- Client Comments:
"Many thanks for the robust visitor survey for Loch Katrine. It helped me enormously in producing two audience targeted interpretation strategies for Loch Katrine and The Great Trossachs Forest – it provided real substance and most definitely filled a dark hole in our knowledge of visitors in the area, great job!"
- Rob Robinson Heritage Consulting
"Deidre's input compiling a visitor survey and completing the project within a very short timescale was invaluable. It helped us compile a Interpretation Strategy for existing and potential visitors to the Loch Katrine afforestation project. Deidre's analysis of the information she collected helped us identify important projects and tourism opportunities which we had not envisaged". "Great work, thanks!".
- David Robertson, Visitor Services Manager - Forestry Commission Scotland
Loch Katrine is at the core of the Loch Lomond and the Trossachs National Park and the focus of a large native woodland regeneration project, The Great Trossachs Forest.

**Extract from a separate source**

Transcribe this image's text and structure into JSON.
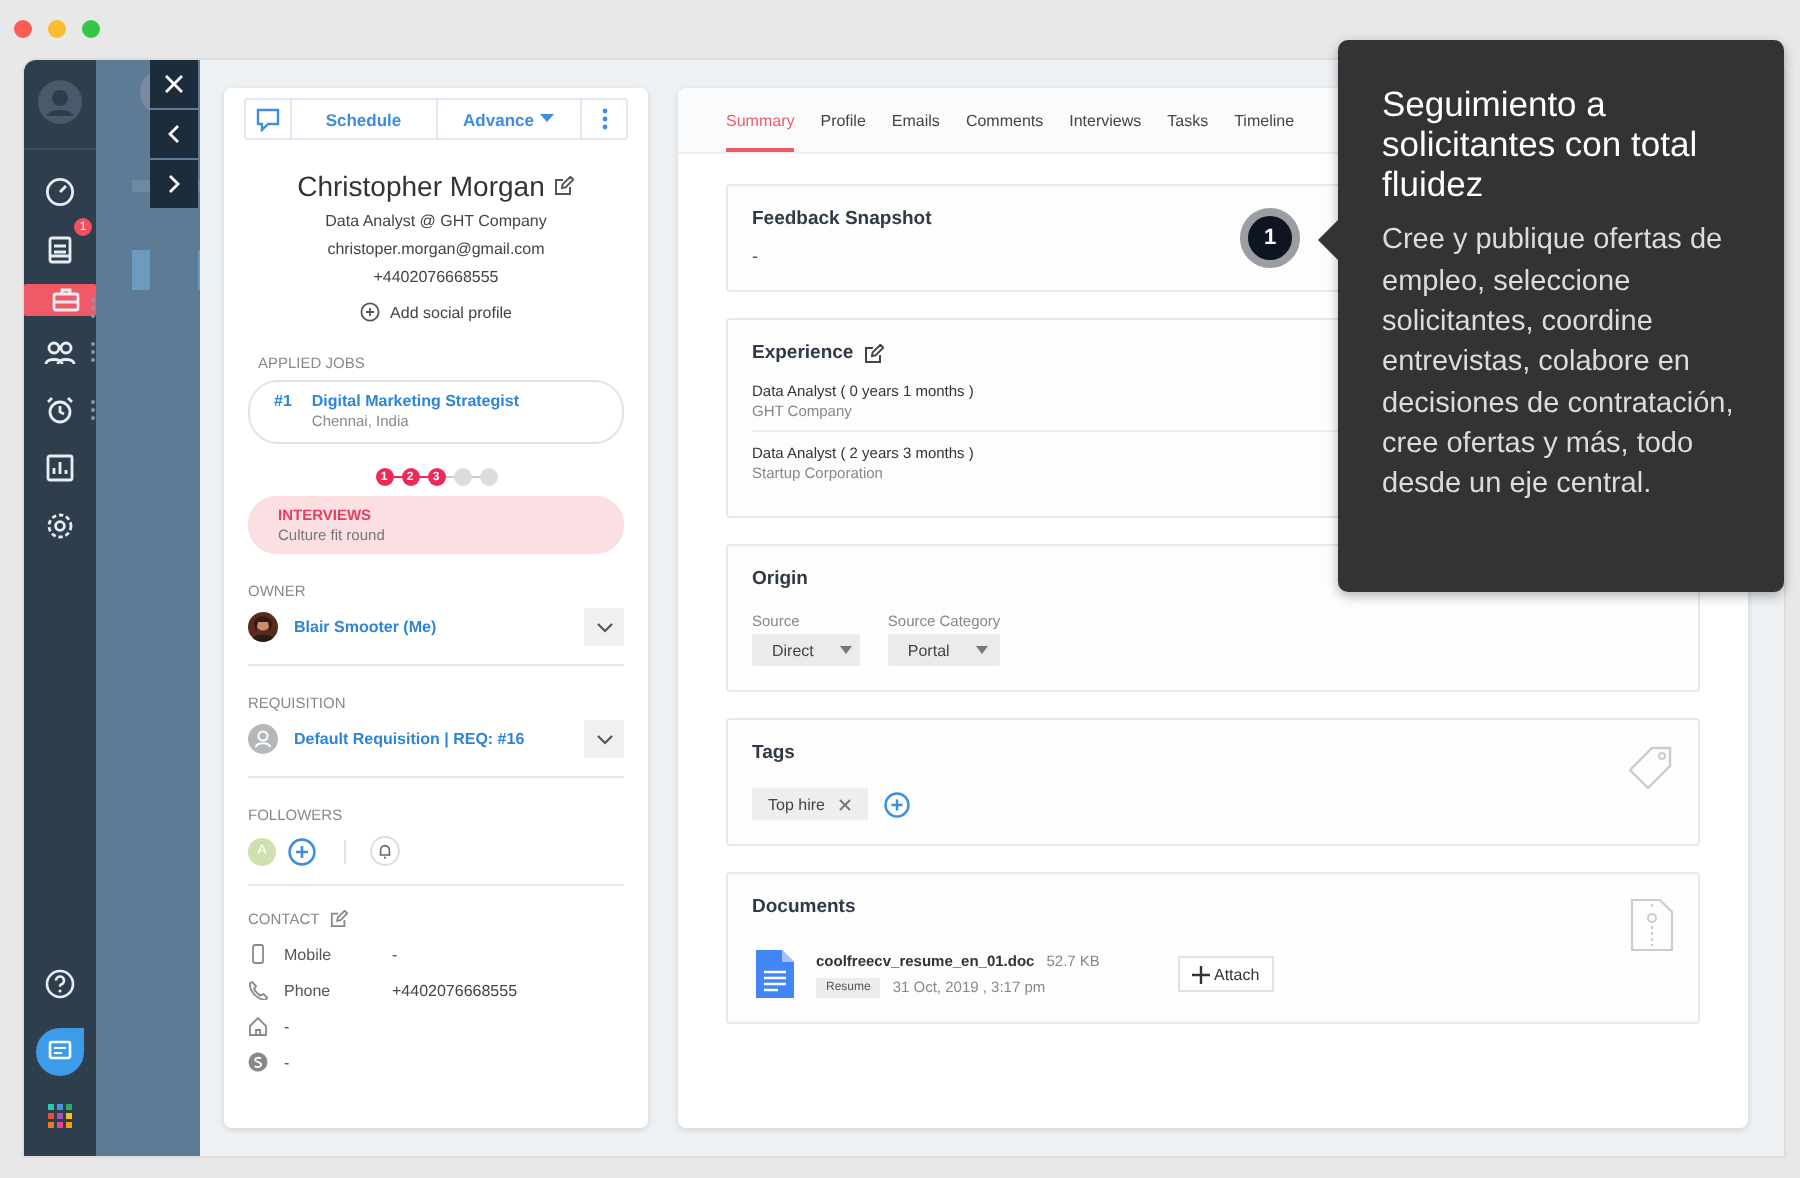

The Loch Katrine area is visually stunning, coloured by the open expanses of water, steep wooded slopes and craggy mountain tops. However, its value is much greater than its visual beauty. Its associations with Rob Roy, Sir Walter Scott, the Romantic Movement and Victorian tourism, its resourcefulness as a source of timber and drinking water, its evidence of past inhabitants and land management, its iconic and rare native wildlife and patchwork of native woodland all contribute to a make this a special and unique place. The future management of the Loch Katrine catchment aims to dramatically enhance the environment on a landscape scale and provide improved and innovative access and interpretation and deliver economic, social and community benefits.
A Visitor Survey and Research Strategy for Loch Katrine was undertaken by Deidre Luzmore from Luzmore Consulting and an Interpretation Strategy was produced by Rob Robinson Heritage Consulting. Deidre worked closely with Rob Robinson and the Forestry Commission Scotland on this project as the visitor research results were crucial to the development of the visitor profile and the target audiences.
Visitor surveys are important for nature conservation areas because:
- establishing visitor profiles can help focus marketing campaigns to relevant audiences.
- knowing the characteristics of your audience can focus decision making on the best marketing methods to use to target visitors before they arrive and what interpretation to provide when they arrive in a way that is relevant and enjoyable. Leisure and tourism is all inclusive and everyone needs to feel that they are connecting.
Information on visitors to forest parks is essential for planning and managing recreation and tourism in order to provide for good experiences, and also for the promotion of public health and well-being, as well as for protecting nature and cultural heritage in an efficient way.
A visitor survey is one means of carrying out so-called participatory planning. Through the survey, visitors can convey their wishes and viewpoints on the planning process and thus have an impact on the development of the area and the action plans ultimately identified for implementation. The visitor survey does not replace other methods of participatory planning, but it is one possible way of achieving participation in addition to other available methods. A visitor survey generally reaches a significantly broader and more representative group of the area’s users than can be reached, for instance, through public programs or focus groups.
The main objectives of the survey were as follows;
• To identify the profile of visitors and the nature of their visits in order to guide the interpretation strategy and implement action plans that meet visitor expectations
• Visitor data will promote sustainable development of recreation areas. Knowing the number of visitors, the geographical distribution of visitors, as well as the type of visitors, is invaluable information for promoting sustainable tourism. Reliable data on visitor characteristics can help to confirm the impacts of tourism on the triple bottom line that is to say the economic, social and environmental impacts of visitors the local area and local communities.
Interpretation of national park and nature reserve can play an important role in the marketing strategy particularly if the local area is steeped in history and culture. Interpretation is much more than providing visitors with information about the area they are visiting: it is about provoking a reaction in the visitor. Interpretation should aim to make a connection with the visitor in some way that is relevant to their own lives. Interpretation
helps to create a ‘sense of place’ or ‘sense of identity’ so that it is clear to the visitor why this site is important in the bigger picture and why it worth protecting and maintaining for future generations. If you can get the ‘sense of identity’ right, it can form part of a powerful marketing image.